The procession is intended to promote religious catechism through publicly parading images outside the Manila cathedral on the Feast of the Immaculate Conception. The parade is oftentimes televised by various local Filipino media television outlets, namely the ABS-CBN and GMA Networks.

In addition, the Cofradia is known for selecting only ninety of the most prominent and liturgically inspiring Marian images in the country, most notably the ones featured, as the canonically crowned images in the Philippines such as the Our Lady of La Naval de Manila and Our Lady of Manaoag. The event is often chaperoned by the Armed Forces of the Philippines who sponsors the security of the event.

In addition, a special novenario and Holy Mass is offered for the financial sponsors of each Marian image (Spanish: Hermanos y hermanas mayores) as well as the caretakers (Spanish: Camareros) of the images. In the Philippines, the Feast of the Immaculate Conception has become one of the grandest Marian events in the country, highlighting its festivities well into Advent and Christmas.

Regulatory limits

The Cofradia is known in the country for administering one of the strictest rules and regulations regarding the approval of Marian images being publicly paraded in Intramuros.
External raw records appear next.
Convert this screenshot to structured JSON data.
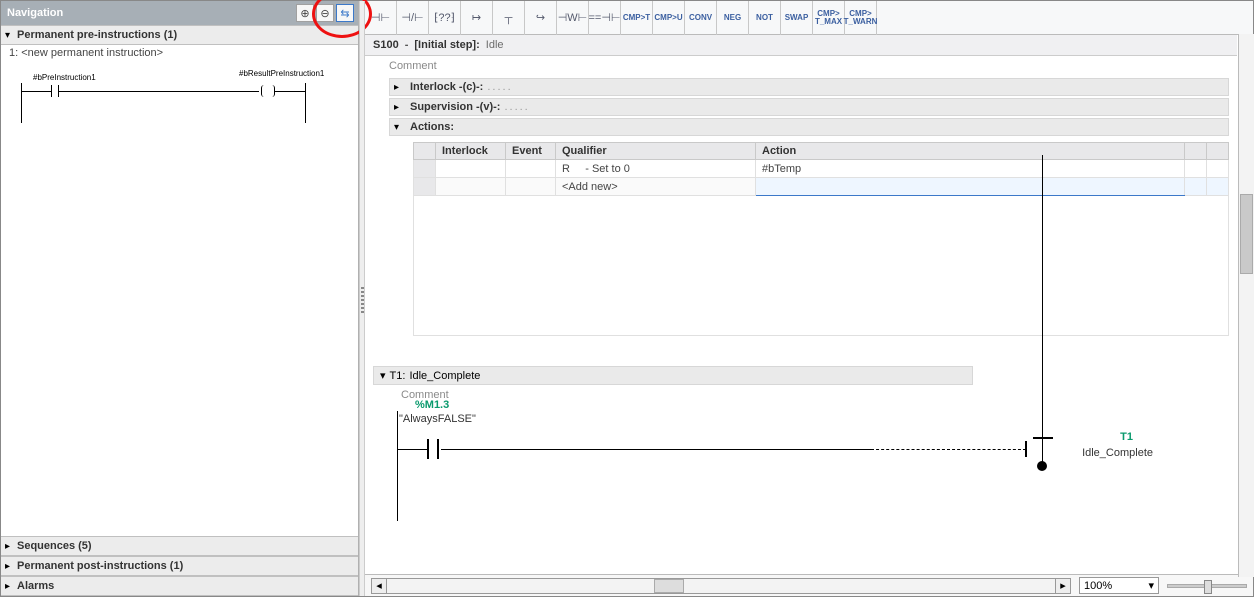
{
  "nav": {
    "title": "Navigation",
    "sections": {
      "pre": "Permanent pre-instructions (1)",
      "seq": "Sequences (5)",
      "post": "Permanent post-instructions (1)",
      "alarms": "Alarms"
    },
    "perm_line": "1: <new permanent instruction>",
    "mini_labels": {
      "left": "#bPreInstruction1",
      "right": "#bResultPreInstruction1"
    }
  },
  "toolbar": [
    "⊣⊢",
    "⊣/⊢",
    "⁅??⁆",
    "↦",
    "┬",
    "↪",
    "⊣W⊢",
    "==⊣⊢",
    "CMP>T",
    "CMP>U",
    "CONV",
    "NEG",
    "NOT",
    "SWAP",
    "CMP> T_MAX",
    "CMP> T_WARN"
  ],
  "step": {
    "id": "S100",
    "label": "[Initial step]:",
    "name": "Idle",
    "comment": "Comment",
    "interlock": "Interlock -(c)-:",
    "supervision": "Supervision -(v)-:",
    "actions": "Actions:",
    "dots": "....."
  },
  "actions_table": {
    "headers": {
      "interlock": "Interlock",
      "event": "Event",
      "qualifier": "Qualifier",
      "action": "Action"
    },
    "row1": {
      "qualifier_code": "R",
      "qualifier_desc": "- Set to 0",
      "action": "#bTemp"
    },
    "addnew": "<Add new>"
  },
  "transition": {
    "id": "T1:",
    "name": "Idle_Complete",
    "comment": "Comment",
    "tag_addr": "%M1.3",
    "tag_name": "\"AlwaysFALSE\"",
    "end_id": "T1",
    "end_name": "Idle_Complete"
  },
  "zoom": "100%"
}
Due to various illicit gay laypersons who tend to promote a revised version of a Marian image, some images are found not in liturgical harmony with the approved traditional iconography promoted by the Roman Catholic Church.[5] In addition, only the select Marian images with the greatest public devotion are often allowed to enter into the parade.
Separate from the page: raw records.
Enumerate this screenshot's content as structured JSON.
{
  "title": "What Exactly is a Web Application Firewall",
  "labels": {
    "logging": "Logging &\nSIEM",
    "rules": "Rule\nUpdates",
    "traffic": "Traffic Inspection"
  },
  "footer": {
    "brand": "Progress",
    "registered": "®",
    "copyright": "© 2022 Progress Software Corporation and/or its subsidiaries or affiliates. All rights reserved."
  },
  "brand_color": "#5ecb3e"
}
References

  1. ^ The Spanish word Cofradia is a loose term for either guild, association or confraternity, but the apostolate has both male and female members, both laypersons, religious sisters and sacerdotal priests.
  2. ^ http://lifestyle.inquirer.net/76448/cofradia-de-la-inmaculada-concepcion-to-hold-33rd-marian-procession
  3. ^ http://www.mb.com.ph/node/149223#.UKhNYoe_ErU
  4. ^ Throughout the year and especially in December, there are various events in the Philippines known as Grand Marian Processions, the most prominent in Manila is the one that of Intramuros.
  5. ^ In the Philippines, various conflicts tend to arise among Marian caretakers or Camareros, due to a tendency to revise or abuse certain liturgical titles in transforming them from a religious icon to a pageantry symbol.